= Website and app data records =
══════

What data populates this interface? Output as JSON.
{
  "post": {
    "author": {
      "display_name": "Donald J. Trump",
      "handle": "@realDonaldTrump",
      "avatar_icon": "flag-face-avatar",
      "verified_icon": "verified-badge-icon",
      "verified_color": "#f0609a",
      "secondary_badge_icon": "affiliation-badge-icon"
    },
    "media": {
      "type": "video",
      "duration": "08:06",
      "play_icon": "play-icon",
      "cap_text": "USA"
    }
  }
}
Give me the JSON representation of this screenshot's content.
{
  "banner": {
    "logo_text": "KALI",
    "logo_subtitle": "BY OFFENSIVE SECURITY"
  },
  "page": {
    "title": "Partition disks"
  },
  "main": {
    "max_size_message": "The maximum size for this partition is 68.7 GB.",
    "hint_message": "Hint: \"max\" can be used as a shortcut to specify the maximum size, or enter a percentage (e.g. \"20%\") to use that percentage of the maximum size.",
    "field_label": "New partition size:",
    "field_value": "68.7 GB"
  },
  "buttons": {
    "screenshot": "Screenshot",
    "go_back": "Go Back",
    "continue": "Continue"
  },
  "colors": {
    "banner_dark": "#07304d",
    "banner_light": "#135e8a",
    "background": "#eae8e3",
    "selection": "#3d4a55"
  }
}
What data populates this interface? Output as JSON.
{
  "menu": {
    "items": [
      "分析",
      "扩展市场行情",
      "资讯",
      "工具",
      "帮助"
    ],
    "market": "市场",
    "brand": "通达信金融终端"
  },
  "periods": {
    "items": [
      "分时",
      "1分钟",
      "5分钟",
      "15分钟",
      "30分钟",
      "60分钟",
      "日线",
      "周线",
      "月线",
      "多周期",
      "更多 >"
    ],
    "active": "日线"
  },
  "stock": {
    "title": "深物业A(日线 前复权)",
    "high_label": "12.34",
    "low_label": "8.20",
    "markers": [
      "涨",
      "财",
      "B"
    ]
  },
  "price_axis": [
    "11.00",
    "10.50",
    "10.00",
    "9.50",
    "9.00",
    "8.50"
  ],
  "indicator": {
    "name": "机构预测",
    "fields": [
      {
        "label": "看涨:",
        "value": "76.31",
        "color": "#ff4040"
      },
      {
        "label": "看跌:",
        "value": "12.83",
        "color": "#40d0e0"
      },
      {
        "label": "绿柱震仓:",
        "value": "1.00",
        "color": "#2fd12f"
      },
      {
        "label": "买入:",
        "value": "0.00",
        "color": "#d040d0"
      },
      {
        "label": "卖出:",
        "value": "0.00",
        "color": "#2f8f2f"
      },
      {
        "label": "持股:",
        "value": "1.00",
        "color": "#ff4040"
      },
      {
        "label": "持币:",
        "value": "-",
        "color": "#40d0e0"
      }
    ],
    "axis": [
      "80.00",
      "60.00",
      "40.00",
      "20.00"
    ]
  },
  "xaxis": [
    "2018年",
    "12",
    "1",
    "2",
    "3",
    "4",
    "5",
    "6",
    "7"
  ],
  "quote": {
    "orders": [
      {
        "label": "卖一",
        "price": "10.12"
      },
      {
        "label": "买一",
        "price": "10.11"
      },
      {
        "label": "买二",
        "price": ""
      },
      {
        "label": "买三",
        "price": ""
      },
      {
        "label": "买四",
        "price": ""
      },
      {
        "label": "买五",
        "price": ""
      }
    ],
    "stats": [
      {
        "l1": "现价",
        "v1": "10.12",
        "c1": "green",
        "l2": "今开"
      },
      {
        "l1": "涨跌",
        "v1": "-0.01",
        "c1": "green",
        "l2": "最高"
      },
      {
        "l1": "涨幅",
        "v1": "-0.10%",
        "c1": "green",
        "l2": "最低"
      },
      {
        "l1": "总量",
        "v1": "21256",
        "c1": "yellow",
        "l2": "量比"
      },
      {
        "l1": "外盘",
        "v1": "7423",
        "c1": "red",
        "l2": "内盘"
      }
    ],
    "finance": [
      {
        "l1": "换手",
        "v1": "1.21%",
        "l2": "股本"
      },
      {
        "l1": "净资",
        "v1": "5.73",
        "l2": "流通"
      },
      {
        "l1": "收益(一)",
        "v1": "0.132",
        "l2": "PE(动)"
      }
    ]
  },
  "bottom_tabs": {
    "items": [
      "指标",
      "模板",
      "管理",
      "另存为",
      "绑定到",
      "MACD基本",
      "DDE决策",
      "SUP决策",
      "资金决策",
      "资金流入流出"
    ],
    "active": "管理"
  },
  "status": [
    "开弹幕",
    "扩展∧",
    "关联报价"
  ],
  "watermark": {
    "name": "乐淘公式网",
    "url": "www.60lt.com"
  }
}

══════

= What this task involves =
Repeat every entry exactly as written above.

= Answer area =
What data populates this interface? Output as JSON.
{
  "post": {
    "author": {
      "display_name": "Donald J. Trump",
      "handle": "@realDonaldTrump",
      "avatar_icon": "flag-face-avatar",
      "verified_icon": "verified-badge-icon",
      "verified_color": "#f0609a",
      "secondary_badge_icon": "affiliation-badge-icon"
    },
    "media": {
      "type": "video",
      "duration": "08:06",
      "play_icon": "play-icon",
      "cap_text": "USA"
    }
  }
}
Give me the JSON representation of this screenshot's content.
{
  "banner": {
    "logo_text": "KALI",
    "logo_subtitle": "BY OFFENSIVE SECURITY"
  },
  "page": {
    "title": "Partition disks"
  },
  "main": {
    "max_size_message": "The maximum size for this partition is 68.7 GB.",
    "hint_message": "Hint: \"max\" can be used as a shortcut to specify the maximum size, or enter a percentage (e.g. \"20%\") to use that percentage of the maximum size.",
    "field_label": "New partition size:",
    "field_value": "68.7 GB"
  },
  "buttons": {
    "screenshot": "Screenshot",
    "go_back": "Go Back",
    "continue": "Continue"
  },
  "colors": {
    "banner_dark": "#07304d",
    "banner_light": "#135e8a",
    "background": "#eae8e3",
    "selection": "#3d4a55"
  }
}
What data populates this interface? Output as JSON.
{
  "menu": {
    "items": [
      "分析",
      "扩展市场行情",
      "资讯",
      "工具",
      "帮助"
    ],
    "market": "市场",
    "brand": "通达信金融终端"
  },
  "periods": {
    "items": [
      "分时",
      "1分钟",
      "5分钟",
      "15分钟",
      "30分钟",
      "60分钟",
      "日线",
      "周线",
      "月线",
      "多周期",
      "更多 >"
    ],
    "active": "日线"
  },
  "stock": {
    "title": "深物业A(日线 前复权)",
    "high_label": "12.34",
    "low_label": "8.20",
    "markers": [
      "涨",
      "财",
      "B"
    ]
  },
  "price_axis": [
    "11.00",
    "10.50",
    "10.00",
    "9.50",
    "9.00",
    "8.50"
  ],
  "indicator": {
    "name": "机构预测",
    "fields": [
      {
        "label": "看涨:",
        "value": "76.31",
        "color": "#ff4040"
      },
      {
        "label": "看跌:",
        "value": "12.83",
        "color": "#40d0e0"
      },
      {
        "label": "绿柱震仓:",
        "value": "1.00",
        "color": "#2fd12f"
      },
      {
        "label": "买入:",
        "value": "0.00",
        "color": "#d040d0"
      },
      {
        "label": "卖出:",
        "value": "0.00",
        "color": "#2f8f2f"
      },
      {
        "label": "持股:",
        "value": "1.00",
        "color": "#ff4040"
      },
      {
        "label": "持币:",
        "value": "-",
        "color": "#40d0e0"
      }
    ],
    "axis": [
      "80.00",
      "60.00",
      "40.00",
      "20.00"
    ]
  },
  "xaxis": [
    "2018年",
    "12",
    "1",
    "2",
    "3",
    "4",
    "5",
    "6",
    "7"
  ],
  "quote": {
    "orders": [
      {
        "label": "卖一",
        "price": "10.12"
      },
      {
        "label": "买一",
        "price": "10.11"
      },
      {
        "label": "买二",
        "price": ""
      },
      {
        "label": "买三",
        "price": ""
      },
      {
        "label": "买四",
        "price": ""
      },
      {
        "label": "买五",
        "price": ""
      }
    ],
    "stats": [
      {
        "l1": "现价",
        "v1": "10.12",
        "c1": "green",
        "l2": "今开"
      },
      {
        "l1": "涨跌",
        "v1": "-0.01",
        "c1": "green",
        "l2": "最高"
      },
      {
        "l1": "涨幅",
        "v1": "-0.10%",
        "c1": "green",
        "l2": "最低"
      },
      {
        "l1": "总量",
        "v1": "21256",
        "c1": "yellow",
        "l2": "量比"
      },
      {
        "l1": "外盘",
        "v1": "7423",
        "c1": "red",
        "l2": "内盘"
      }
    ],
    "finance": [
      {
        "l1": "换手",
        "v1": "1.21%",
        "l2": "股本"
      },
      {
        "l1": "净资",
        "v1": "5.73",
        "l2": "流通"
      },
      {
        "l1": "收益(一)",
        "v1": "0.132",
        "l2": "PE(动)"
      }
    ]
  },
  "bottom_tabs": {
    "items": [
      "指标",
      "模板",
      "管理",
      "另存为",
      "绑定到",
      "MACD基本",
      "DDE决策",
      "SUP决策",
      "资金决策",
      "资金流入流出"
    ],
    "active": "管理"
  },
  "status": [
    "开弹幕",
    "扩展∧",
    "关联报价"
  ],
  "watermark": {
    "name": "乐淘公式网",
    "url": "www.60lt.com"
  }
}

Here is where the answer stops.